authors  to  add  a  compatible feature,  then the program may be 
assigned the basic 00 capabilities flag.  This little enforcement 
rule  has  the  potential  of  lifting  a  tremendous  burden  of 
documentation  from  the  FTSC.  If  the  committee accepting the 
written definition is programmers, the documentation is likely to 
be understandable.  I think the same committee should assigns new 
capabilities codes (other than those grandfathered).  The ego  of 
the    program   authors   would   probably   insure   sufficient 
documentation for a capabilities identifier other than 00.  

After  consideration,   the  FTSC  could  choose  to  adopt   the 
definition  (possibly modified) as a standard.  I feel this gives 
the a creative programmer's new features a way into the  nodelist 
and  the  FTSC  the  ability  to consider enhancements with 20/20 
hindsight.  At the same time,  the  FTSC  must  only  modify  the 
provided  documentation  to  define  a  new  standard  instead of 
starting  from  scratch.  But,  I'm  drifting,  this  is  another 

If a new revision of the same program has additional capabilities 
that  need  to  be defined,  then the author should request a new 
capabilities code.  There should be a policy that only one or two 
revisions back will have individual capabilities identifiers.  If 
revisions more than one or two old are still in use they  can  be 
assigned the basic 00 identifier.  

The program authors should be required to prominently display the 
capabilities  identifier.  This  will  allow  the Sysop to easily 
provide the identifier to his network coordinator  for  inclusion 
in  the  nodelist.  This  a  basically  a  take off of the ringer 
equivalent code that you find in your modem manual.  

As I have defined it, the committee that assigns the capabilities 
identifiers can not  reject  the  new  features.  They  can  only 
reject  the  documentation  of  the  new  features  as  not being 
understandable.  This should keep most developers  happy  because 
no one can tell them not to do something.  It should make the job 
of  the FTSC simpler because they will only accept documentation, 
not create it.  The  ego's  of  the  developers,  anxious  to  be 
identified in the nodelist, should keep the documentation flowing 
to the FTSC.  

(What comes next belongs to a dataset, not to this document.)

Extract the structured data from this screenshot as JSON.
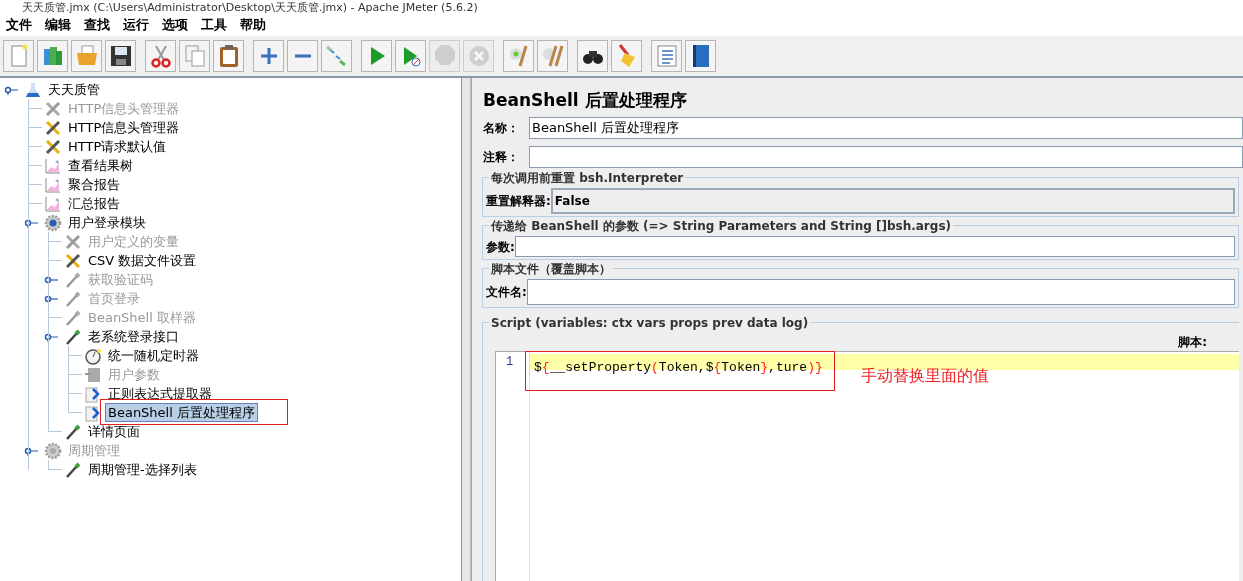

As  pointed out by David Dodell,  the same type of identifier can 
be applied to modems.  That is modem 00 can be a 1200 baud  Hayes 
(true) compatible, type 02 can be a USR Courier, etc.  

What I have proposed here solves many problems, but not all.  For 
example,  there  is  no way to tell when the wierd BBS has SEAdog 
running.  So, a CM type flag is still required.  

I  think  that  3  flags  will  take  care  of  everything.   One 
identifies  the  mail handler,  another identifies his modem type 
and a third  should  identify  when  mail/file  requests  can  be 

                         The other flags           

The  other  two  flags  would  represent mail reception times and 
modem type.  

For example the flag 00 would represent mail can only be received 
during NMH.  Flag 01 would mean mail could be received 24  hours, 
identical  to  the  meaning of the CM flag now.  Other variations 
could be: 

   00 National Mail Hour Only for Mail 
   01 Continuous Mail 24 hour/day 
   02 Continuous Mail 24 hour/day with 24 hr File Request Capability 
   03 CM 24 hrs/day, File request all but NMH 

The third flag would represent modem types:

   00 300 baud Bell standard
   01 1200 baud Bell standard
   02 2400 baud 
   03 1200 baud w/MNP
   04 2400 baud w/MNP
   05 USR HST Modem
   06 Telebit Trailblazer Modem
   07 Hayes V9600 Modem
   08 Microcom Modem 9600 baud